But industry executives warn any success will be a long and complicated process that could cost it more than $1 billion and require fixing myriad problems, including its worn-out fleet, poor service and the lack of a charismatic leader.
Air India, with its maharajah mascot, was once renowned for its lavishly decorated planes and stellar service championed by the airline's founder, JRD Tata, India's first commercial pilot.
But since the mid-2000s, its reputation has fallen as financial troubles mounted. It flew widebody planes with business class seats in poor repair and grounded some of its new Boeing Co 787 Dreamliners to use for spare parts. Customers faced many delays and staff and suppliers were not always paid on time, executives said.
"If you don't have newer airplanes or airplanes that are reliable, no matter what you do, you are going to have a problem," said a veteran aviation industry executive who was not authorised to speak publicly about the matter.
The ownership transfer from the government to Tata is expected to go through by the end of the year. The company will then have until summer 2022, when a post-COVID demand surge is expected, to fix the issues, the person added, estimating it would cost more than $1 billion to refurbish Air India's 141 planes and up to $300 million to retrain staff and improve operations and service.
The figures do not include the purchase or lease of new aircraft.
Tata and Air India declined to comment.
POINT TO POINT
Air India's biggest competitive advantage is its ability to fly non-stop to destinations like the United States and Europe, where it enjoys lucrative landing rights. Foreign hub carriers such as Emirates and Etihad Airways can only compete with one-stop options.
Many industry experts predict that after the pandemic, non-stop flights will become even more popular, particularly with lucrative business travellers.
"I'm a big believer if a passenger has a choice their strong preference is to fly point to point," Robert Martin, chief executive of lessor BOC Aviation said at a CAPA Centre for Aviation event last week.
Foreign carriers dominated international traffic to and from India before the pandemic hit, with Air India holding a 19.3% share, including its low-cost arm Air India Express, in the final quarter of 2019, according to government statistics.
If an improved Air India can win back even 20% from other global carriers it would be a big boost to the bottom line, the industry executive said.
TAJ LEVELS OF SERVICE
Air India also needs a charismatic and experienced leader along the lines of JRD Tata or Richard Branson to help rebuild a service culture at the airline, experts said.
Tata's experience of building India's largest hospitality chain, with Taj hotels as the flag-bearer, could help with the staff and service, said Dilip Cherian, an image consultant. The company also owns the luxury car brand Jaguar as well as information technology firms, steel concerns and other businesses.
"The hospitality businesses will help them hugely in setting the image right. The Taj fits in very well with the kind of Air India culture of early years," Cherian said.
Tata also owns majority stakes in Vistara, a premium joint venture with Singapore Airlines and AirAsia India, a low-cost carrier with AirAsia Group.
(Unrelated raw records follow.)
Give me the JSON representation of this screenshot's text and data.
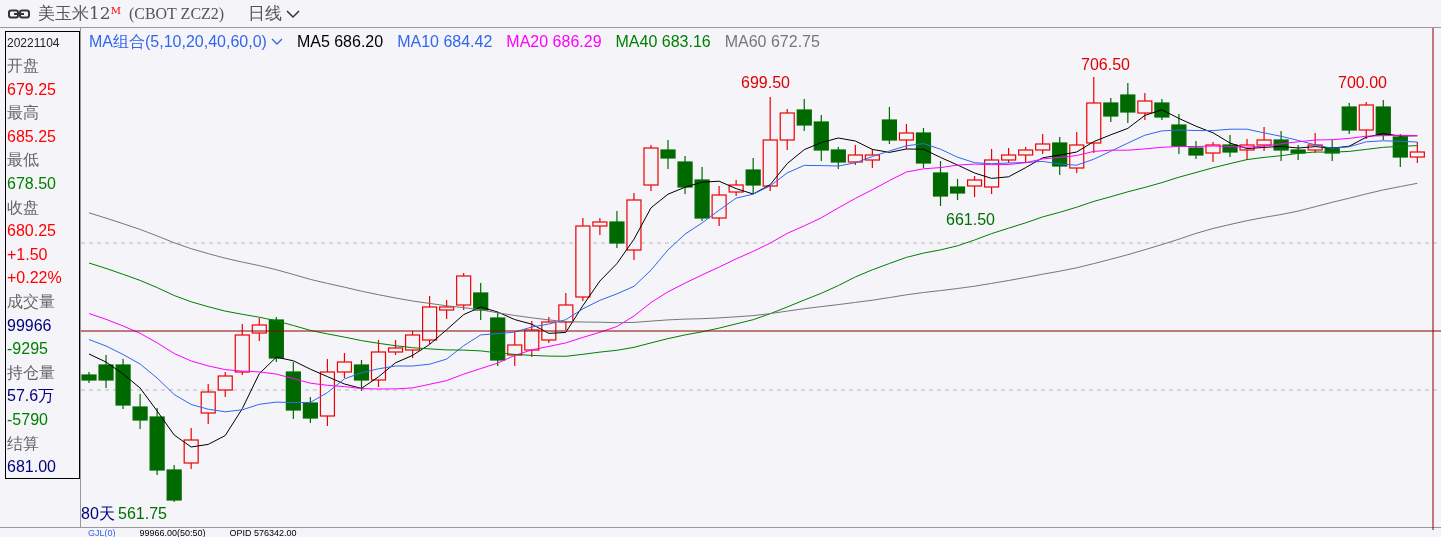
{
  "title_bar": {
    "title": "美玉米12",
    "superscript": "M",
    "code": "(CBOT  ZCZ2)",
    "period": "日线"
  },
  "info_panel": {
    "date": "20221104",
    "lines": [
      {
        "text": "开盘",
        "color": "#666666"
      },
      {
        "text": "679.25",
        "color": "#ff0000"
      },
      {
        "text": "最高",
        "color": "#666666"
      },
      {
        "text": "685.25",
        "color": "#ff0000"
      },
      {
        "text": "最低",
        "color": "#666666"
      },
      {
        "text": "678.50",
        "color": "#008000"
      },
      {
        "text": "收盘",
        "color": "#666666"
      },
      {
        "text": "680.25",
        "color": "#ff0000"
      },
      {
        "text": "+1.50",
        "color": "#ff0000"
      },
      {
        "text": "+0.22%",
        "color": "#ff0000"
      },
      {
        "text": "成交量",
        "color": "#666666"
      },
      {
        "text": "99966",
        "color": "#000080"
      },
      {
        "text": "-9295",
        "color": "#008000"
      },
      {
        "text": "持仓量",
        "color": "#666666"
      },
      {
        "text": "57.6万",
        "color": "#000080"
      },
      {
        "text": "-5790",
        "color": "#008000"
      },
      {
        "text": "结算",
        "color": "#666666"
      },
      {
        "text": "681.00",
        "color": "#000080"
      }
    ]
  },
  "legend": {
    "indicator": "MA组合(5,10,20,40,60,0)",
    "series": [
      {
        "name": "MA5",
        "value": "686.20",
        "color": "#000000"
      },
      {
        "name": "MA10",
        "value": "684.42",
        "color": "#3366ee"
      },
      {
        "name": "MA20",
        "value": "686.29",
        "color": "#ff00ff"
      },
      {
        "name": "MA40",
        "value": "683.16",
        "color": "#008000"
      },
      {
        "name": "MA60",
        "value": "672.75",
        "color": "#777777"
      }
    ]
  },
  "chart": {
    "annotations": [
      {
        "text": "699.50",
        "color": "#e00000"
      },
      {
        "text": "706.50",
        "color": "#e00000"
      },
      {
        "text": "700.00",
        "color": "#e00000"
      },
      {
        "text": "661.50",
        "color": "#007000"
      },
      {
        "text": "561.75",
        "color": "#007000"
      }
    ],
    "span_label": "80天"
  },
  "bottom_strip": [
    "GJL(0)",
    "99966.00(50:50)",
    "OPID 576342.00"
  ]
}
Tata has benefited from its partners' expertise but neither venture is profitable.
Having three airlines is likely to put Tata in a strong bargaining position with aircraft manufacturers, engine makers and lessors, as well as with suppliers, airport operators and fuel companies, analysts say.
Air India had about $2.1 billion of unpaid bills, which the government took over before the airline's sale to Tata.
The carrier enjoys goodwill in the international market because of its legacy, said Anuj Trivedi, partner at law firm Link Legal, which assisted Air India on the deal.
"It won't be easy and there will be challenges, but with Tata the hope is Air India will take off again," he said.
(Reporting by Aditi Shah, Editing by Jamie Freed and Gerry Doyle)
By Aditi Shah